It turned out that she was the Senior Buyer at a department store, and she wanted to see my portfolio. I got together all of my work from my FIT classes and brought them to her house, where we talked about possible internships. It was as if a miracle happened. Somehow, another amazingly generous person with endless knowledge became a part of my life and had wanted to help me reach my dream.
She had given me a phone number to call, a small design company called NCO2. Everything on was a dream. I had interviewed with them, the two owners and two designers, and they were incredibly kind. They taught me so much in the short Summer I had spent there, and I was on Cloud 9. I honestly couldn’t have had a better first experience in the business of Fashion, getting to experience the life of a designer. On the train ride in every week, I would read biographies on fashion designers. It seemed as though it had been my calling in life. Excerpts from close friends of designers would describe their personalities, as if they were describing me.
Every time I went to FIT it got harder to not actually be in school there yet. I wanted it to be my every day life, I wanted my classes to never end. I wanted to learn everything the professors could possibly teach me. I daydreamed of my life there, exploring the city for inspiration, my dorm room, and the new people I would meet. I loved the competition. It drove me further into love with Fashion.
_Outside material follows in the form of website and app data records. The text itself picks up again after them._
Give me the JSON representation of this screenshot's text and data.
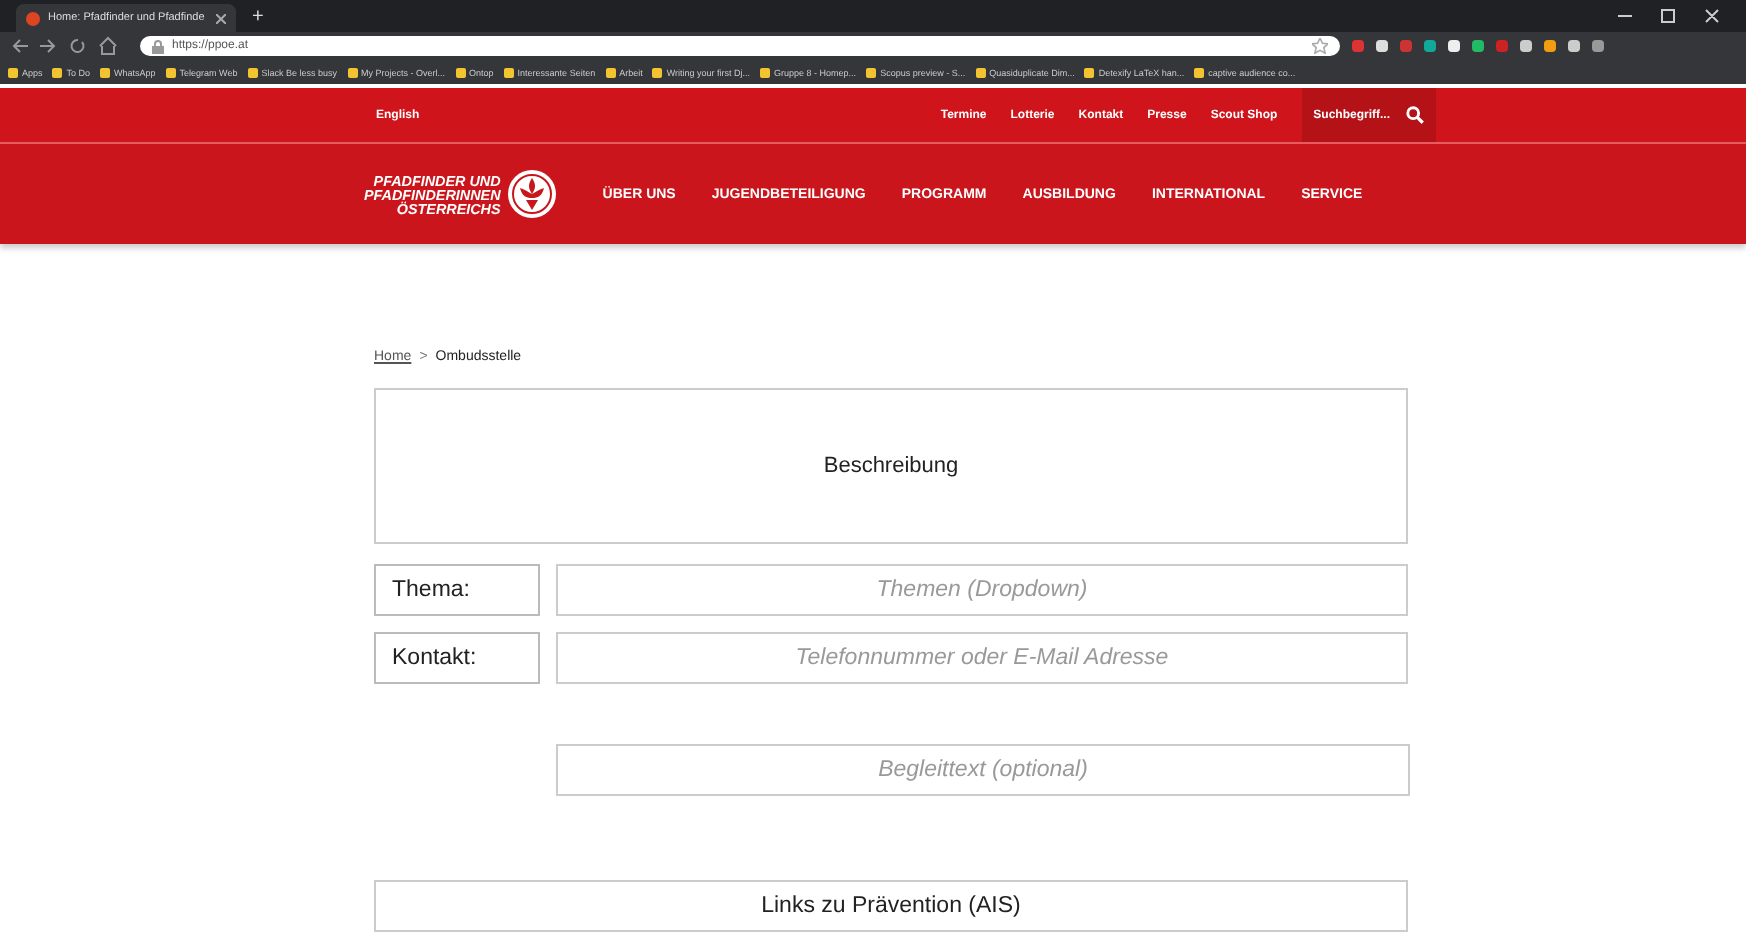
{
  "browser": {
    "tab_title": "Home: Pfadfinder und Pfadfinde",
    "new_tab": "+",
    "url": "https://ppoe.at",
    "bookmarks": [
      "Apps",
      "To Do",
      "WhatsApp",
      "Telegram Web",
      "Slack Be less busy",
      "My Projects - Overl...",
      "Ontop",
      "Interessante Seiten",
      "Arbeit",
      "Writing your first Dj...",
      "Gruppe 8 - Homep...",
      "Scopus preview - S...",
      "Quasiduplicate Dim...",
      "Detexify LaTeX han...",
      "captive audience co..."
    ]
  },
  "site": {
    "language": "English",
    "top_links": [
      "Termine",
      "Lotterie",
      "Kontakt",
      "Presse",
      "Scout Shop"
    ],
    "search": {
      "placeholder": "Suchbegriff..."
    },
    "logo_lines": [
      "PFADFINDER UND",
      "PFADFINDERINNEN",
      "ÖSTERREICHS"
    ],
    "nav": [
      "ÜBER UNS",
      "JUGENDBETEILIGUNG",
      "PROGRAMM",
      "AUSBILDUNG",
      "INTERNATIONAL",
      "SERVICE"
    ]
  },
  "breadcrumb": [
    "Home",
    "Ombudsstelle"
  ],
  "breadcrumb_separator": ">",
  "form": {
    "description": "Beschreibung",
    "fields": [
      {
        "label": "Thema:",
        "placeholder": "Themen (Dropdown)"
      },
      {
        "label": "Kontakt:",
        "placeholder": "Telefonnummer oder E-Mail Adresse"
      }
    ],
    "comment": {
      "placeholder": "Begleittext (optional)"
    },
    "links_box": "Links zu Prävention (AIS)"
  }
}
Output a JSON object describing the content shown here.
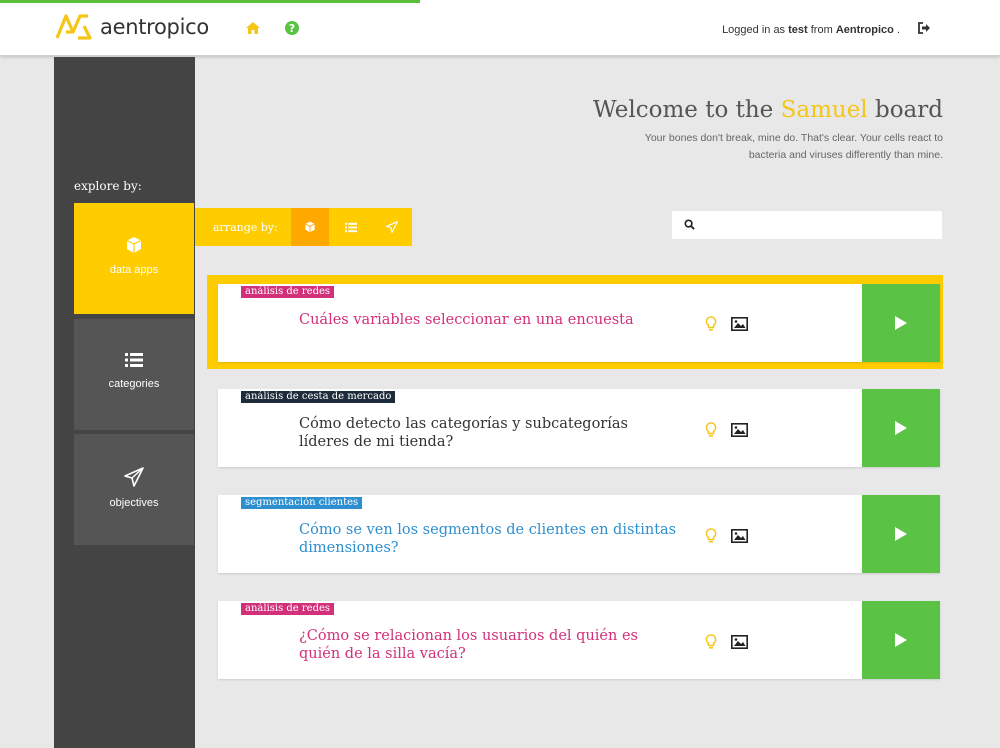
{
  "header": {
    "logo_text": "aentropico",
    "login_prefix": "Logged in as",
    "login_user": "test",
    "login_from": "from",
    "login_org": "Aentropico",
    "login_suffix": "."
  },
  "sidebar": {
    "explore_label": "explore by:",
    "items": [
      {
        "label": "data apps",
        "icon": "cube-icon",
        "active": true
      },
      {
        "label": "categories",
        "icon": "list-icon",
        "active": false
      },
      {
        "label": "objectives",
        "icon": "paper-plane-icon",
        "active": false
      }
    ]
  },
  "arrange": {
    "label": "arrange by:",
    "options": [
      "cube-icon",
      "list-icon",
      "paper-plane-icon"
    ]
  },
  "welcome": {
    "prefix": "Welcome to the",
    "name": "Samuel",
    "suffix": "board",
    "subtitle": "Your bones don't break, mine do. That's clear. Your cells react to bacteria and viruses differently than mine."
  },
  "search": {
    "placeholder": "",
    "value": ""
  },
  "cards": [
    {
      "tag": "análisis de redes",
      "tag_color": "#d2307a",
      "title": "Cuáles variables seleccionar en una encuesta",
      "title_color": "#d2307a"
    },
    {
      "tag": "análisis de cesta de mercado",
      "tag_color": "#1d2b3a",
      "title": "Cómo detecto las categorías y subcategorías líderes de mi tienda?",
      "title_color": "#333333"
    },
    {
      "tag": "segmentación clientes",
      "tag_color": "#2e8fd0",
      "title": "Cómo se ven los segmentos de clientes en distintas dimensiones?",
      "title_color": "#2e8fd0"
    },
    {
      "tag": "análisis de redes",
      "tag_color": "#d2307a",
      "title": "¿Cómo se relacionan los usuarios del quién es quién de la silla vacía?",
      "title_color": "#d2307a"
    }
  ],
  "colors": {
    "accent": "#ffcc00",
    "play": "#5ac244",
    "sidebar": "#444444"
  }
}
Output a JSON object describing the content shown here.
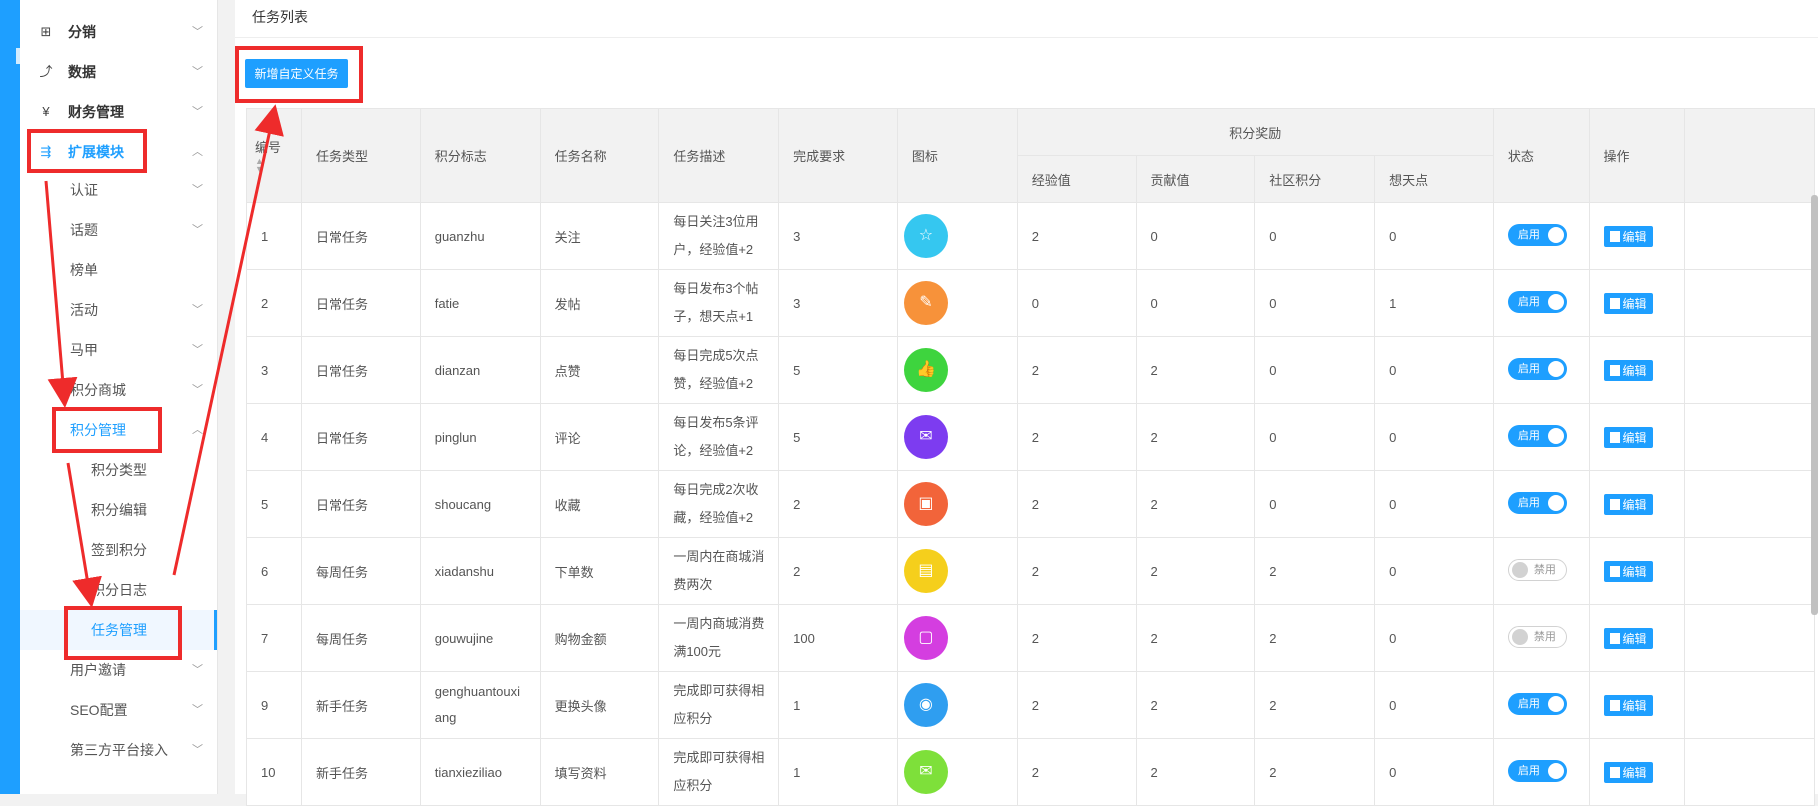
{
  "sidebar": {
    "items": [
      {
        "label": "分销",
        "icon": "sitemap-icon",
        "glyph": "⊞"
      },
      {
        "label": "数据",
        "icon": "line-chart-icon",
        "glyph": "⤴"
      },
      {
        "label": "财务管理",
        "icon": "finance-icon",
        "glyph": "¥"
      },
      {
        "label": "扩展模块",
        "icon": "extension-icon",
        "glyph": "⇶"
      },
      {
        "label": "认证"
      },
      {
        "label": "话题"
      },
      {
        "label": "榜单"
      },
      {
        "label": "活动"
      },
      {
        "label": "马甲"
      },
      {
        "label": "积分商城"
      },
      {
        "label": "积分管理"
      },
      {
        "label": "积分类型"
      },
      {
        "label": "积分编辑"
      },
      {
        "label": "签到积分"
      },
      {
        "label": "积分日志"
      },
      {
        "label": "任务管理"
      },
      {
        "label": "用户邀请"
      },
      {
        "label": "SEO配置"
      },
      {
        "label": "第三方平台接入"
      }
    ]
  },
  "breadcrumb": "任务列表",
  "add_button": "新增自定义任务",
  "table": {
    "headers": {
      "id": "编号",
      "type": "任务类型",
      "flag": "积分标志",
      "name": "任务名称",
      "desc": "任务描述",
      "req": "完成要求",
      "icon": "图标",
      "reward": "积分奖励",
      "exp": "经验值",
      "contrib": "贡献值",
      "community": "社区积分",
      "idea": "想天点",
      "status": "状态",
      "ops": "操作"
    },
    "rows": [
      {
        "id": "1",
        "type": "日常任务",
        "flag": "guanzhu",
        "name": "关注",
        "desc": [
          "每日关注3位用",
          "户，经验值+2"
        ],
        "req": "3",
        "icon": "star-icon",
        "color": "#35c7f0",
        "glyph": "☆",
        "exp": "2",
        "contrib": "0",
        "community": "0",
        "idea": "0",
        "status": "启用",
        "on": true
      },
      {
        "id": "2",
        "type": "日常任务",
        "flag": "fatie",
        "name": "发帖",
        "desc": [
          "每日发布3个帖",
          "子，想天点+1"
        ],
        "req": "3",
        "icon": "pencil-icon",
        "color": "#f7923a",
        "glyph": "✎",
        "exp": "0",
        "contrib": "0",
        "community": "0",
        "idea": "1",
        "status": "启用",
        "on": true
      },
      {
        "id": "3",
        "type": "日常任务",
        "flag": "dianzan",
        "name": "点赞",
        "desc": [
          "每日完成5次点",
          "赞，经验值+2"
        ],
        "req": "5",
        "icon": "thumbs-up-icon",
        "color": "#3ed43e",
        "glyph": "👍",
        "exp": "2",
        "contrib": "2",
        "community": "0",
        "idea": "0",
        "status": "启用",
        "on": true
      },
      {
        "id": "4",
        "type": "日常任务",
        "flag": "pinglun",
        "name": "评论",
        "desc": [
          "每日发布5条评",
          "论，经验值+2"
        ],
        "req": "5",
        "icon": "comment-icon",
        "color": "#7d3cf0",
        "glyph": "✉",
        "exp": "2",
        "contrib": "2",
        "community": "0",
        "idea": "0",
        "status": "启用",
        "on": true
      },
      {
        "id": "5",
        "type": "日常任务",
        "flag": "shoucang",
        "name": "收藏",
        "desc": [
          "每日完成2次收",
          "藏，经验值+2"
        ],
        "req": "2",
        "icon": "bookmark-icon",
        "color": "#f2643a",
        "glyph": "▣",
        "exp": "2",
        "contrib": "2",
        "community": "0",
        "idea": "0",
        "status": "启用",
        "on": true
      },
      {
        "id": "6",
        "type": "每周任务",
        "flag": "xiadanshu",
        "name": "下单数",
        "desc": [
          "一周内在商城消",
          "费两次"
        ],
        "req": "2",
        "icon": "document-icon",
        "color": "#f5cf1c",
        "glyph": "▤",
        "exp": "2",
        "contrib": "2",
        "community": "2",
        "idea": "0",
        "status": "禁用",
        "on": false
      },
      {
        "id": "7",
        "type": "每周任务",
        "flag": "gouwujine",
        "name": "购物金额",
        "desc": [
          "一周内商城消费",
          "满100元"
        ],
        "req": "100",
        "icon": "shopping-icon",
        "color": "#d43ee0",
        "glyph": "▢",
        "exp": "2",
        "contrib": "2",
        "community": "2",
        "idea": "0",
        "status": "禁用",
        "on": false
      },
      {
        "id": "9",
        "type": "新手任务",
        "flag": [
          "genghuantouxi",
          "ang"
        ],
        "name": "更换头像",
        "desc": [
          "完成即可获得相",
          "应积分"
        ],
        "req": "1",
        "icon": "avatar-icon",
        "color": "#2f9ef0",
        "glyph": "◉",
        "exp": "2",
        "contrib": "2",
        "community": "2",
        "idea": "0",
        "status": "启用",
        "on": true
      },
      {
        "id": "10",
        "type": "新手任务",
        "flag": "tianxieziliao",
        "name": "填写资料",
        "desc": [
          "完成即可获得相",
          "应积分"
        ],
        "req": "1",
        "icon": "profile-icon",
        "color": "#7ee03a",
        "glyph": "✉",
        "exp": "2",
        "contrib": "2",
        "community": "2",
        "idea": "0",
        "status": "启用",
        "on": true
      }
    ],
    "edit_label": "编辑"
  }
}
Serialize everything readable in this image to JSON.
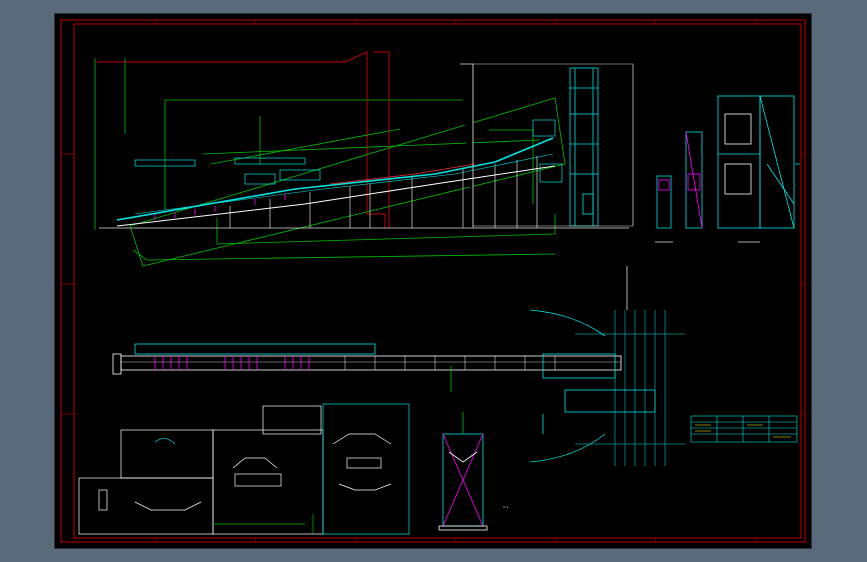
{
  "viewport": {
    "background": "#5a6a7b",
    "canvas_background": "#000000"
  },
  "colors": {
    "frame": "#c00000",
    "dimension": "#00c000",
    "steel": "#00e5e5",
    "member": "#ff00ff",
    "outline": "#ffffff",
    "building": "#c00000",
    "note": "#ffff00"
  },
  "title_block": {
    "rows": 4,
    "cols": 4
  },
  "drawing_text": {
    "note_mark": "1:1"
  }
}
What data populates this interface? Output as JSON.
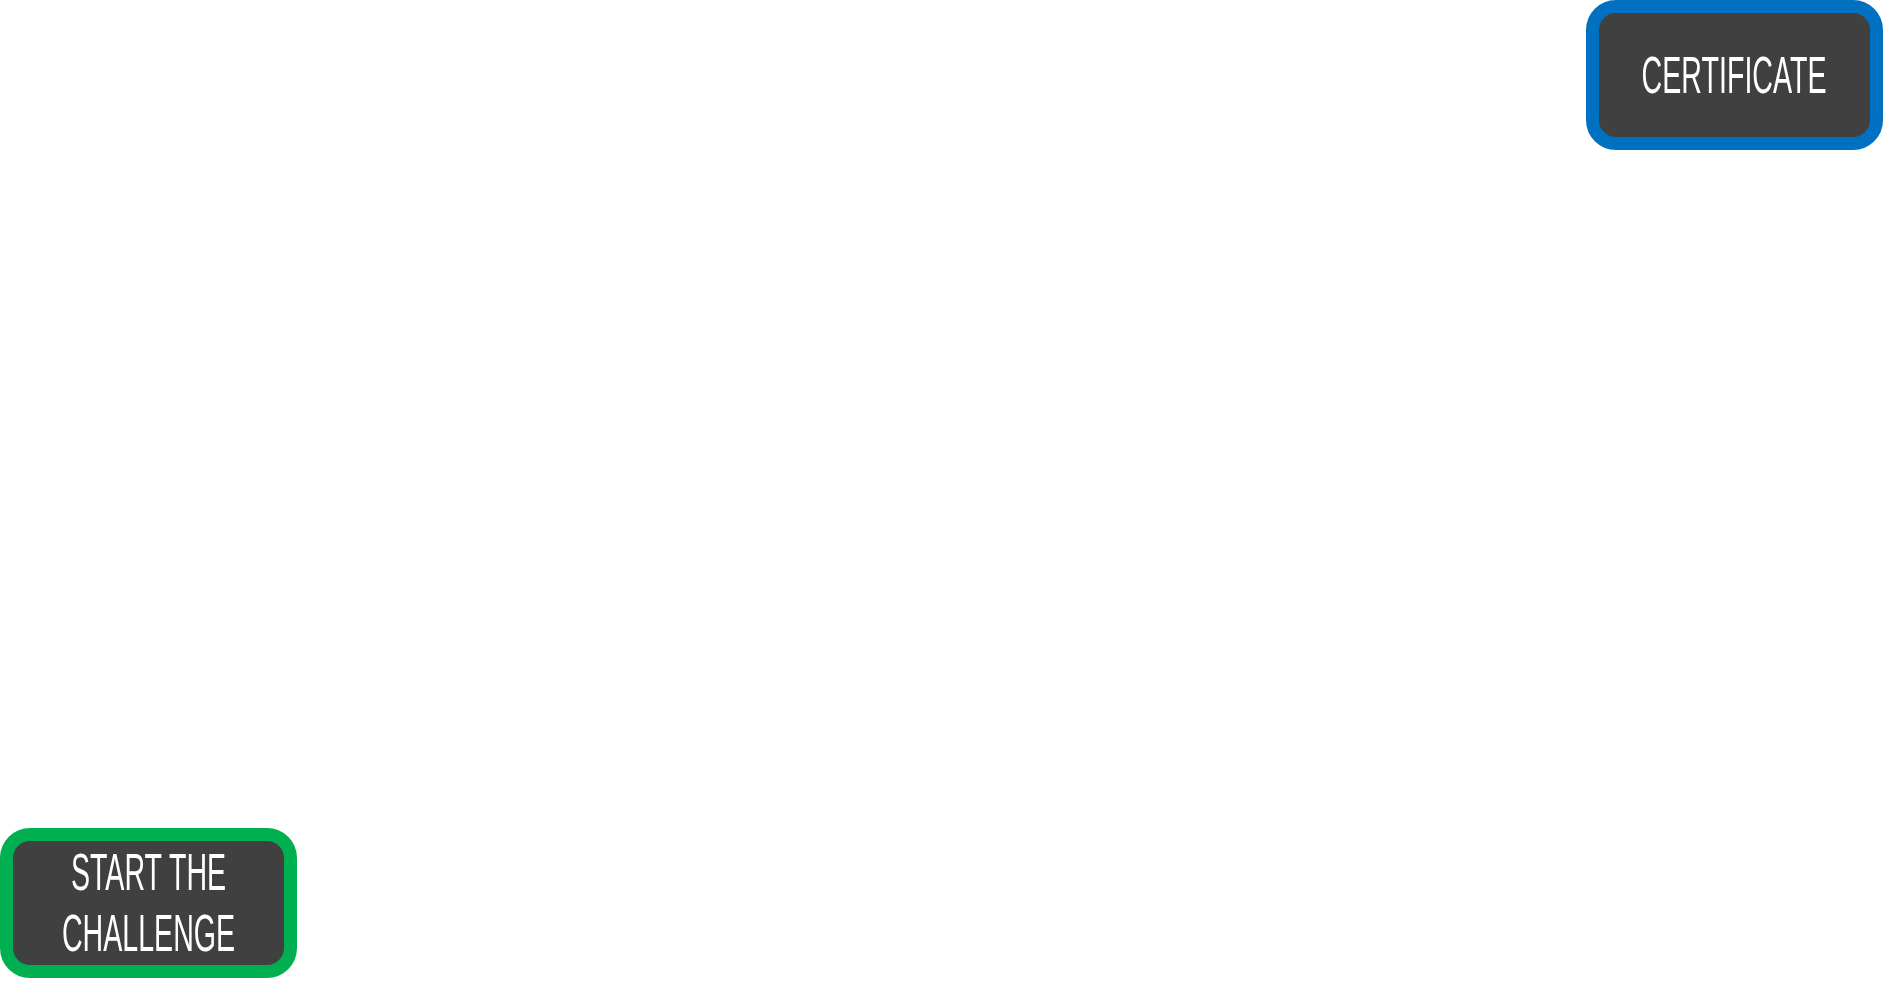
{
  "top_right_button": {
    "label": "CERTIFICATE",
    "color": "#0070c0"
  },
  "bottom_left_button": {
    "label": "START THE CHALLENGE",
    "color": "#00b050"
  }
}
I spent my last year of high school taking the Fashion Portfolio class, perfecting every detail of what would determine my future. At school, I took an advanced placement art class where I decided to make artistic garments for my portfolio. There were many, many late nights as I also had a part time job to start saving for college and buy the ridiculous amounts of art supplies I used. I waited for my letter to come, getting a little more frustrated every time someone asked if I had heard back yet. I had thought about what might happen if I didn’t get in, but the thoughts hadn’t been very deep. I couldn’t really imagine not getting in. I had to. I had no idea what I would do if I didn’t.
When the day did come, it was a huge wave of relief in some ways. In other ways, I still had the same stresses. I just wanted to be there already. I had been waiting for so long.
My friends at high school modeling my designs